“Instead she continues her fight against reform – even in the face of a growing consensus among MPs, campaigners and experts in the field that safeguards and judicial oversight are needed.”

David Davis, Conservative MP for Haltemprice and Howden, said: “On 17 July the High Court ruled that the Government’s data retention law is inconsistent with EU law. The ruling reflects the new consensus, even among the security establishment, that judicial authorisation for access to our data is a necessity. By challenging the judgment, the Government is putting themselves under unnecessary time pressure, given the generous provision the court granted to bring the law into compliance.

“The Government’s defeat in July was not a surprise. Concerns over its surveillance powers have been voiced time and again. The Government has for some time ignored all criticism of these powers and allowed policy in this area to be dictated by the security services.   

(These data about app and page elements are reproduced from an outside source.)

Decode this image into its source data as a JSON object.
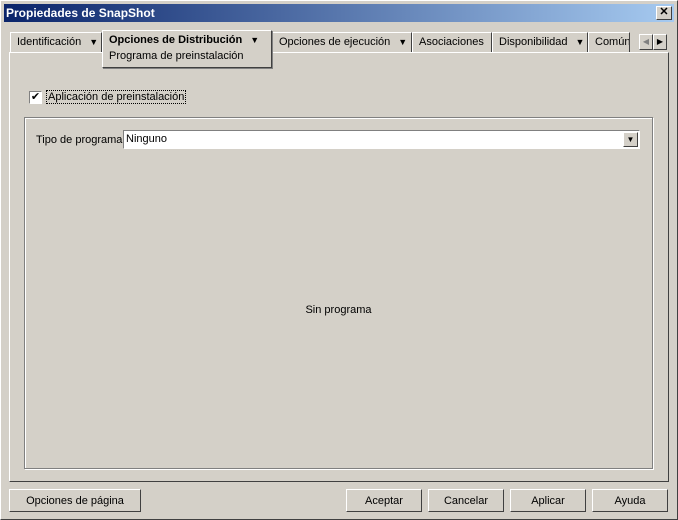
{
  "window": {
    "title": "Propiedades de SnapShot",
    "close": "✕"
  },
  "tabs": [
    {
      "label": "Identificación",
      "dropdown": true
    },
    {
      "label": "Opciones de Distribución",
      "dropdown": true,
      "active": true,
      "subpage": "Programa de preinstalación"
    },
    {
      "label": "Opciones de ejecución",
      "dropdown": true
    },
    {
      "label": "Asociaciones"
    },
    {
      "label": "Disponibilidad",
      "dropdown": true
    },
    {
      "label": "Común"
    }
  ],
  "content": {
    "checkbox_label": "Aplicación de preinstalación",
    "checkbox_checked": true,
    "program_type_label": "Tipo de programa:",
    "program_type_value": "Ninguno",
    "empty_text": "Sin programa"
  },
  "buttons": {
    "page_options": "Opciones de página",
    "ok": "Aceptar",
    "cancel": "Cancelar",
    "apply": "Aplicar",
    "help": "Ayuda"
  }
}
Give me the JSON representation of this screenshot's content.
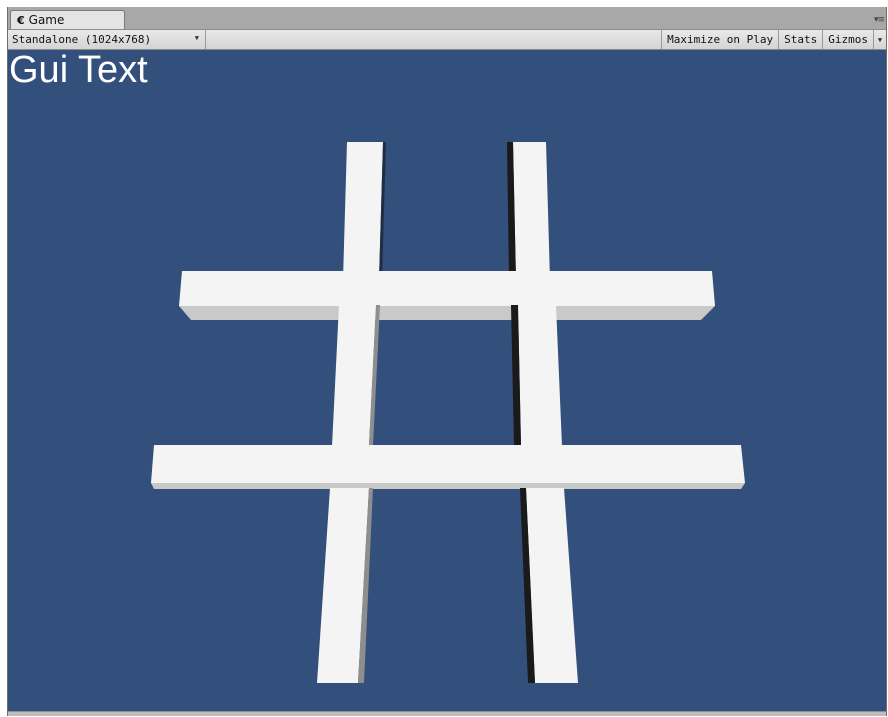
{
  "tab": {
    "icon": "game-icon",
    "label": "Game"
  },
  "toolbar": {
    "aspect_selected": "Standalone (1024x768)",
    "maximize_label": "Maximize on Play",
    "stats_label": "Stats",
    "gizmos_label": "Gizmos"
  },
  "viewport": {
    "gui_text": "Gui Text",
    "background_color": "#334f7b",
    "bar_color": "#f4f4f4"
  }
}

“Given the detailed and reasonable recommendations set out in David Anderson QC’s and RUSI’s reports into surveillance, the Government’s time and efforts would be better focussed on fixing the current legal framework, which has been branded, “undemocratic, unnecessary and – in the long run – intolerable,” than pursuing needless litigation.” 

Notes to editors

For more information, contact the Liberty press office on 020 7378 3656 or 07973 831128.

  • Read the High Court’s judgment of 17 July 2015 in full.
  • The Court found sections 1 and 2 of DRIPA unlawful under Articles 7 and 8 of the EU Charter of Fundamental Rights on the basis that:
    • they fail to provide clear and precise rules to ensure data is only accessed for the purpose of preventing and detecting serious offences, or for conducting criminal prosecutions relating to such offences.
    • access to data is not authorised by a court or independent body, whose decision could limit access to and use of the data to what is strictly necessary. The ruling observed that: “The need for that approval to be by a judge or official wholly independent of the force or body making the application should not, provided the person responsible is properly trained or experienced, be particularly cumbersome.”
  • The judgment followed a major report from the Government’s reviewer of terrorism legislation David Anderson QC – published on 11 June 2015 – who described current laws as “undemocratic” and “intolerable” and called for a comprehensive overhaul of legislation governing state surveillance. Among other things, he recommended prior judicial authorisation for all interception warrants and some communications data requests – something for which Liberty has campaigned for more than a decade. 
  • On 14 July 2015, a surveillance review from the Royal United Services Institute (RUSI) – whose panel includes a former Director General of MI5, Chief of the Secret Intelligence Service and Director of Intelligence for the Metropolitan Police – recommended judicial authorisation for some interception warrants.
  • Judicial approval is also supported by Labour, the SNP, the Liberal Democrats, the Green Party and a number of high-profile Conservative MPs including former Attorney General Dominic Grieve QC.
  • Home Secretary Theresa May has so far refused to commit to recommendations for prior judicial approval. The UK is alone amongst the Five Eyes nations – an intelligence alliance comprising the UK, USA, Australia, Canada and New Zealand – in making no use of judges in the prior authorisation of interception warrants.